----- Task material -----

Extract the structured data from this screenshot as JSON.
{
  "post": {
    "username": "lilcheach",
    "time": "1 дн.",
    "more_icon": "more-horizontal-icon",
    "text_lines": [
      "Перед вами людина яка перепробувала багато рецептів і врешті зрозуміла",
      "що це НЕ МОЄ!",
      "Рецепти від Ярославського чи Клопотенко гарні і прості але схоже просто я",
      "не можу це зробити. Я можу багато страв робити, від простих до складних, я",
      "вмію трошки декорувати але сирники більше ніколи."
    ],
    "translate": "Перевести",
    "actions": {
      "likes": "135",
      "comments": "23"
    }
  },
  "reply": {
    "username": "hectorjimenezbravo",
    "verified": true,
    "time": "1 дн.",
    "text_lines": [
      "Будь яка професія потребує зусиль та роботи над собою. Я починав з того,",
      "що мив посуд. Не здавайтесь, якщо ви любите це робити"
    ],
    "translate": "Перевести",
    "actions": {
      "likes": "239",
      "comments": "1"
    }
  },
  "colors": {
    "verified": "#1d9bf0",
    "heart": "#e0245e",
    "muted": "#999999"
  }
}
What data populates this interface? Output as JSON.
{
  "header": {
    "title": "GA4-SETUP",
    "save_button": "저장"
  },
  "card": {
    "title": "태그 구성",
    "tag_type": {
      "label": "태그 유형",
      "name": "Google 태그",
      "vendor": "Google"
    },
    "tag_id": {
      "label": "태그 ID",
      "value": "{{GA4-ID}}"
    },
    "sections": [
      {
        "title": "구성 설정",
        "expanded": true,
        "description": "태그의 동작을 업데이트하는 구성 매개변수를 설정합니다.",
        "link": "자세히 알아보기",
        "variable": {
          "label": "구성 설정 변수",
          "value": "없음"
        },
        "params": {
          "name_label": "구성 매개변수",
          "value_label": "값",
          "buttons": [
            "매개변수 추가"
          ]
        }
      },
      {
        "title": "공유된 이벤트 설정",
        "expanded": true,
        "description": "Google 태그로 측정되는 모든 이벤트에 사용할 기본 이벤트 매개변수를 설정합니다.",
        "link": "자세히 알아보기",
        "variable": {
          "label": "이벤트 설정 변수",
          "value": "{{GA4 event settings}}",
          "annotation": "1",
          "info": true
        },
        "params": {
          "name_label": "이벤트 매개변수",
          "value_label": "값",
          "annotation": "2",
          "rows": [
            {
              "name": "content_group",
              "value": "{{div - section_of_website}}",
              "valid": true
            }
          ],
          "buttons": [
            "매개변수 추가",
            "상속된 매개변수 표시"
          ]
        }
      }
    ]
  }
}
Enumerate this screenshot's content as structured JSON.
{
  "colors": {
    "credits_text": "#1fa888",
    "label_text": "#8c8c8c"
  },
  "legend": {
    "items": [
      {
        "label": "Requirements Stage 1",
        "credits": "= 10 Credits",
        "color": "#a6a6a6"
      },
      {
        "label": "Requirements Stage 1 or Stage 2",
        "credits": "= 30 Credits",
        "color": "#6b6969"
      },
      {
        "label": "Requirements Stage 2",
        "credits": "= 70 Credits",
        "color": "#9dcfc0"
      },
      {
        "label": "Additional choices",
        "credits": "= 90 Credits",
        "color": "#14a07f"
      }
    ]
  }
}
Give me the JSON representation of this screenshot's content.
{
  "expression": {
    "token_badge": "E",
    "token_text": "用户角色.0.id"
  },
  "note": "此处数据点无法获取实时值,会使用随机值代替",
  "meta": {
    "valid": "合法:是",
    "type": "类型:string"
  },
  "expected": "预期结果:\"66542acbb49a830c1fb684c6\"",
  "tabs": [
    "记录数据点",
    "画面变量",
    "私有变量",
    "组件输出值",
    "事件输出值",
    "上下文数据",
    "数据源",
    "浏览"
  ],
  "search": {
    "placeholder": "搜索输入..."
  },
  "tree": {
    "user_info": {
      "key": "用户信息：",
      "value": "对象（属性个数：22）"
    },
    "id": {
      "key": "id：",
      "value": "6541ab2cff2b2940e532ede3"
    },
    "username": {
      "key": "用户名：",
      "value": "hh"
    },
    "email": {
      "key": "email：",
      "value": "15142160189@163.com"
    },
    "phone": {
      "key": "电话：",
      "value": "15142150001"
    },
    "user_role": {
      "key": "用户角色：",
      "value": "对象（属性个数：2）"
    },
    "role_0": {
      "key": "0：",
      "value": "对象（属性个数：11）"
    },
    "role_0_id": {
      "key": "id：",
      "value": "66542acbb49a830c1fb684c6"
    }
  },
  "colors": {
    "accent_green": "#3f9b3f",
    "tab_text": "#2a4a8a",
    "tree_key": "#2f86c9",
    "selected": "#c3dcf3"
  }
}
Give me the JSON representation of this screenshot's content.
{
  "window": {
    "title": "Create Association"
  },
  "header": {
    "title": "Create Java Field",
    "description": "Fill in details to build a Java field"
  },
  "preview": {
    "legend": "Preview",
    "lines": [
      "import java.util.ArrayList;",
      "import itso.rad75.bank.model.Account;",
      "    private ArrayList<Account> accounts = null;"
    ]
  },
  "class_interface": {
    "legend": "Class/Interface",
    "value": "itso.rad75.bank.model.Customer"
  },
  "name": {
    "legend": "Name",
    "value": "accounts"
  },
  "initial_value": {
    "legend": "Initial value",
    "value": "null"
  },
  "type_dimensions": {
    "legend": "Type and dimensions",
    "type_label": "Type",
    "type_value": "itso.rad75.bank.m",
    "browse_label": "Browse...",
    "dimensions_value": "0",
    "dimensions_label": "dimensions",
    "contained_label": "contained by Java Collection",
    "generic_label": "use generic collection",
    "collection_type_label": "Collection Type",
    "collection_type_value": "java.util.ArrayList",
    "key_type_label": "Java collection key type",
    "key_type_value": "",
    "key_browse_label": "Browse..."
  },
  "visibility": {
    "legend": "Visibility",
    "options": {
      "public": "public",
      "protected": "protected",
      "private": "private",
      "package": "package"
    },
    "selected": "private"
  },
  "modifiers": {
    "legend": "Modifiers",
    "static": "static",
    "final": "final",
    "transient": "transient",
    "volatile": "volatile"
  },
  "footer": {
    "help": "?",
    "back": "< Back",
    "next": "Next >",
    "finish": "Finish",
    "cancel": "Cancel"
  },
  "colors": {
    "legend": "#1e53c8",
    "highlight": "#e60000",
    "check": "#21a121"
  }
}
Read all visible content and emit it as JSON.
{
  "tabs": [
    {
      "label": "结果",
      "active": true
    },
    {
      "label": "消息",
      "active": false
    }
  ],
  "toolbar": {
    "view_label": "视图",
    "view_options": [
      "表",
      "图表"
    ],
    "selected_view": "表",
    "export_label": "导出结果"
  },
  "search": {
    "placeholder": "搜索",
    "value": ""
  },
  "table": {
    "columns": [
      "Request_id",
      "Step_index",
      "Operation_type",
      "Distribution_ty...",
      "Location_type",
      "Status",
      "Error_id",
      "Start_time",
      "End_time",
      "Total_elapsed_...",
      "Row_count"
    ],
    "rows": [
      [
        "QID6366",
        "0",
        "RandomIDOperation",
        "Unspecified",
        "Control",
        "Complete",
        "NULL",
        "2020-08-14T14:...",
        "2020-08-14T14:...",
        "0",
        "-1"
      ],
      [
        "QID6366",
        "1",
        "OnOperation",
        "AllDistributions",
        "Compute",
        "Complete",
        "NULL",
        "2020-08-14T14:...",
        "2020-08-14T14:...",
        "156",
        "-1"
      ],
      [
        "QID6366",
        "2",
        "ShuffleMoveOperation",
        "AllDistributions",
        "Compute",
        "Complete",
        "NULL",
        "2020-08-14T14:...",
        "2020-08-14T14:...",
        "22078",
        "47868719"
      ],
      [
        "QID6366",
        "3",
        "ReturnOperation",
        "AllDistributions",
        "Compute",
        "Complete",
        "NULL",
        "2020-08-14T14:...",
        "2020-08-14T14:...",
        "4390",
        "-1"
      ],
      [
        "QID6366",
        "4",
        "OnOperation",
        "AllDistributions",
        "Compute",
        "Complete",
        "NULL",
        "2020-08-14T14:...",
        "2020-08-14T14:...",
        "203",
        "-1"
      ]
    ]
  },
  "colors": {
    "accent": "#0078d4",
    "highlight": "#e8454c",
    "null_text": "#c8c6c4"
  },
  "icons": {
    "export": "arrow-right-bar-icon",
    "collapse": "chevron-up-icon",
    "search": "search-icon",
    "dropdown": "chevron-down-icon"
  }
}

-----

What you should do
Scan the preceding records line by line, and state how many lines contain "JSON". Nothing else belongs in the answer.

Exercise output
6